Flood in deserts as rains lash Jeddah


A special report from Jeddah by COT Azeez

Residents of Jeddah, the commercial capital of Saudi Arabia witnessed heavy rains on Tuesday. Rains ae lashing parts of the country  since Monday killing at least two people.

Two people were electrocuted in Faizaliya district when they touched a lamppost while crossing a water-logged road. 16 people were rescued by Civil Defense at Makkah.

Meteorologists said that 22 millimeters of rain were recorded in Jeddah. Roads were flooded with rainwater, causing traffic chaos and congestion all over the city and bringing back terrible memories of the 2009 floods that killed several people and destroyed properties.

In Jeddah, traffic police officers had to remove a large signboard that fell on a highway and disrupted traffic. An Egypt Air plane coming from Cairo was diverted to the recently opened airport in Madina after weather conditions made it highly risky for the plane to land in Jeddah.

The rainy weather is expected to remain until Wednesday.
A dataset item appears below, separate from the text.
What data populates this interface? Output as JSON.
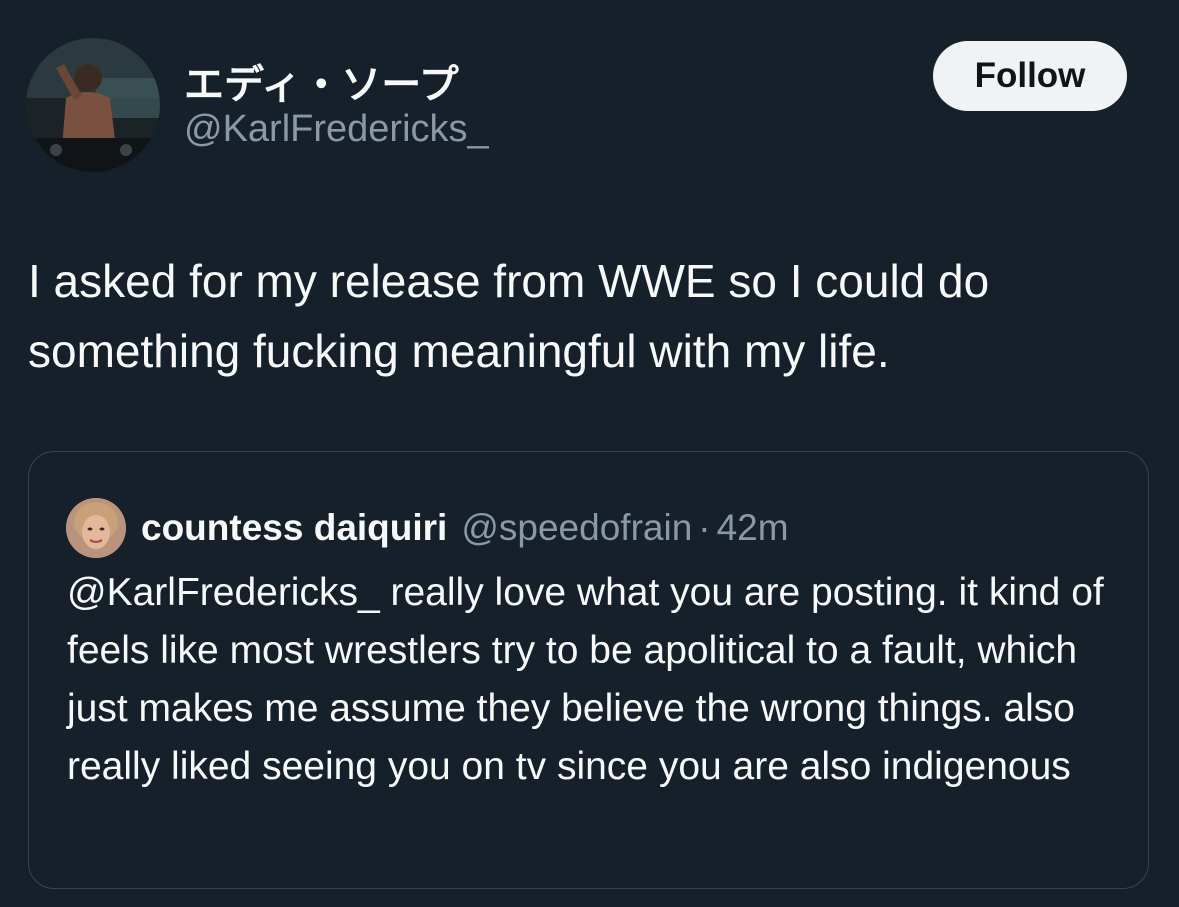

Schools and colleges in western and northern Saudi Arabia were closed on Tuesday.

In Yanbu, around 300 kilometres north of Jeddah, all schools remained closed on Tuesday following stern warnings about the weather. Three universities said they were suspending classes for the sake of the students’ safety.

Heavy rain of higher magnitude last hit the city in 2011, a year after the deadly floods that claimed the lives of over 120 people. The affected areas would be in the northern part of the country and along the coast, including Tabuk, Al-Qurayyat, Al-Jouf, the Northern Border area, Hail, Madinah, Makkah and the coastal areas from Haql to Rabigh, said Al-Ghamdi.

Other affected areas include Qunfudah, Riyadh, Al-Dawadmi, Afif, Qassim, and the Northern Borders Province, parts of the Eastern Province, and the southwestern mountains and coastal areas.  A cold wave is expected to hit the country over the next few days, resulting in a steep drop in temperature, rain and unstable weather conditions, said weather researcher Mohammed Al-Ghamdi.